India has the world’s third highest rare disease population, more than the whole population of Thailand
There are an estimated 7000 known rare diseases. Only 450 are recorded in India
Average of 7 years to diagnose a rare disease
Less than 5% of rare disease have available treatment, most unaffordable
72% of rare diseases have identifiable genetic origin
70% of rare diseases affect start in childhood
“This year’s Racefor7 comes soon after the release of the National Policy for Rare 2020 draft by the Government of India which the rare disease community has found wanting in several areas,” said Prasanna Shirol, Ashoka Fellow and Co-founder, ORDI, and the father of a rare disease patient. “We hope that this event will create an opportunity for more voices of the rare disease community to be heard across all stakeholders so that the rare disease community can lead a life of dignity and equality. We need to increase our efforts to show that ‘rare isn’t scarce, rare isn’t infrequent, rare isn’t remote’ and the idea of holding Racefor7 in more cities this year is to show policy makers that rare is not as rare as it is made out to be.” Collectively across the world, rare disease patients make up the third largest country in the world and in India, the rare disease community is about the size of Thailand’s population.
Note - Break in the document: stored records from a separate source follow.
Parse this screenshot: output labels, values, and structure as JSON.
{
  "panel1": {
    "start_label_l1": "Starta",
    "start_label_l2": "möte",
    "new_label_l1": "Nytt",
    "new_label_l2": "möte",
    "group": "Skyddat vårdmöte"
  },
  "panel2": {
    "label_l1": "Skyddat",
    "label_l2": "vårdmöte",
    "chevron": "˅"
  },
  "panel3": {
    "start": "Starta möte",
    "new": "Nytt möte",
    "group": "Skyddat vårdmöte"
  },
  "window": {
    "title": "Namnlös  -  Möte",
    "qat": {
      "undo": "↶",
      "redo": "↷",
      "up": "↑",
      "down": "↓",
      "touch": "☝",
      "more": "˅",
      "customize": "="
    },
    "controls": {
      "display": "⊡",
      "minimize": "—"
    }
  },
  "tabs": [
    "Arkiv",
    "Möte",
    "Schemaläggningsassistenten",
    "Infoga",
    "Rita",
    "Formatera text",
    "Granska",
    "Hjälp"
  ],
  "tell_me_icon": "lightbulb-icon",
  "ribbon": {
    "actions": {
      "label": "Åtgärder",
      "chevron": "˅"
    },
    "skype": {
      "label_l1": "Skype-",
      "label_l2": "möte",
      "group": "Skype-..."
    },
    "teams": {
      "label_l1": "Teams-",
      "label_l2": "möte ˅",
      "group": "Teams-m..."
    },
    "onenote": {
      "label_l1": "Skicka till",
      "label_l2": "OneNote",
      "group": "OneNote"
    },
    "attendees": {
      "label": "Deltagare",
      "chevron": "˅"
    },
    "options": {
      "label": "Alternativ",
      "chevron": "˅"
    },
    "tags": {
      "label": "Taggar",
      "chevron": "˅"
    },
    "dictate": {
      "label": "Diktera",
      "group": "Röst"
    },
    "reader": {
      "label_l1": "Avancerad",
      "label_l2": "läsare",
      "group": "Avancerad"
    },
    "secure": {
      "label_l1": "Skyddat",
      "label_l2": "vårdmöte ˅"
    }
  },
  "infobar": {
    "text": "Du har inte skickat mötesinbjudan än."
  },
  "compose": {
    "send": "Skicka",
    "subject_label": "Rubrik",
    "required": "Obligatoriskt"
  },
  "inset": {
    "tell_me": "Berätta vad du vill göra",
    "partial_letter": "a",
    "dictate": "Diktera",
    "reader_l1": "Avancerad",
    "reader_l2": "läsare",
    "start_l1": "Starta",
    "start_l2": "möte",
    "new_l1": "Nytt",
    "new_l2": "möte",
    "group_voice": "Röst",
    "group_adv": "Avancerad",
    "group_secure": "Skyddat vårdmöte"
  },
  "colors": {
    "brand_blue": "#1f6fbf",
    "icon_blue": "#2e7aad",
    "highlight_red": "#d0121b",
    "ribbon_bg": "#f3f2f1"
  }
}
It was in February, 2016, that ORDI organized the first Racefor7 in Bangalore to create awareness and a collective voice for the rare disease community. Since then, the event has grown in size and stature and is held in many cities across India and in select overseas countries. In 2020, Racefor7 will be held through February and March across 20 Indian cities – Ahmedabad, Bengaluru, Chennai, Coimbatore, Davanagere, Delhi, Hyderabad, Indore, Jaipur, Kochi, Kolkata, Mangaluru, Mumbai, Mysuru, Nagpur, Puducherry, Pune, Thiruvananthapuram Vadodara and Vellore. Although an estimated 70 million patients in India live with a rare disease, accessible and affordable treatment is still a long way away. Besides the fact that it takes an average of seven years to diagnose a rare disease due to lack of awareness and diagnostics available, most treatment when available is either not accessible in India or beyond the reach of an average Indian patient. Patients and their caregivers therefore go through a very challenging time, compounded by the lack of other facilities and public access for such patients who often suffer from related physical disabilities. Besides members of the general public, several rare disease patients and their families will participate in Racefor7 to draw attention to the challenges they face and the need for government support in creating a comprehensive Rare Diseases Policy for India as well as the need of other stakeholders to create to more supportive and inclusive environment for the rare disease community.
“IQVIA is delighted to be associated for the fifth consecutive year as the main sponsor of Racefor7 which is a unique way of bringing together rare disease patients, their caregivers and the community at large for a common cause. It is extremely rewarding to learn of the positive impact that Racefor7 has had for the rare disease community over the last five years,” said Amit Mookim, Managing Director, IQVIA South Asia. Rare Diseases is a key therapeutic focus for IQVIA who has provided clinical services for more than 321 rare disease studies in 87 countries worldwide since 2014.
“ There has been some extremely positive changes in the state post the first Race for 7 awareness in 2019. The State government has taken initiative and established a task force committee for Rare Disease, many eminent doctors have taken lead in spreading disease specific awareness, many parent bodies have come together as a group to join hands in the endeavor “ said Dr. Dipanjana Datta, state coordinator, ORDI. She added that there has been a lot of activity in awareness, management and in coming up with intervention strategies towards rare disease post the first Race for 7, however , it’s a long way to go in sensitizing not only policy makers, and health care givers, but also the general public towards rare disease and the struggles for each such family to build an inclusive society. “We have seen the positive impact of Race for 7 through these years in raising awareness about rare diseases but more needs to be done. I request all member of the public to participate in Racefor7 because together we can amplify the voice of the rare disease community and move mountains,” said Prasanna Shirol.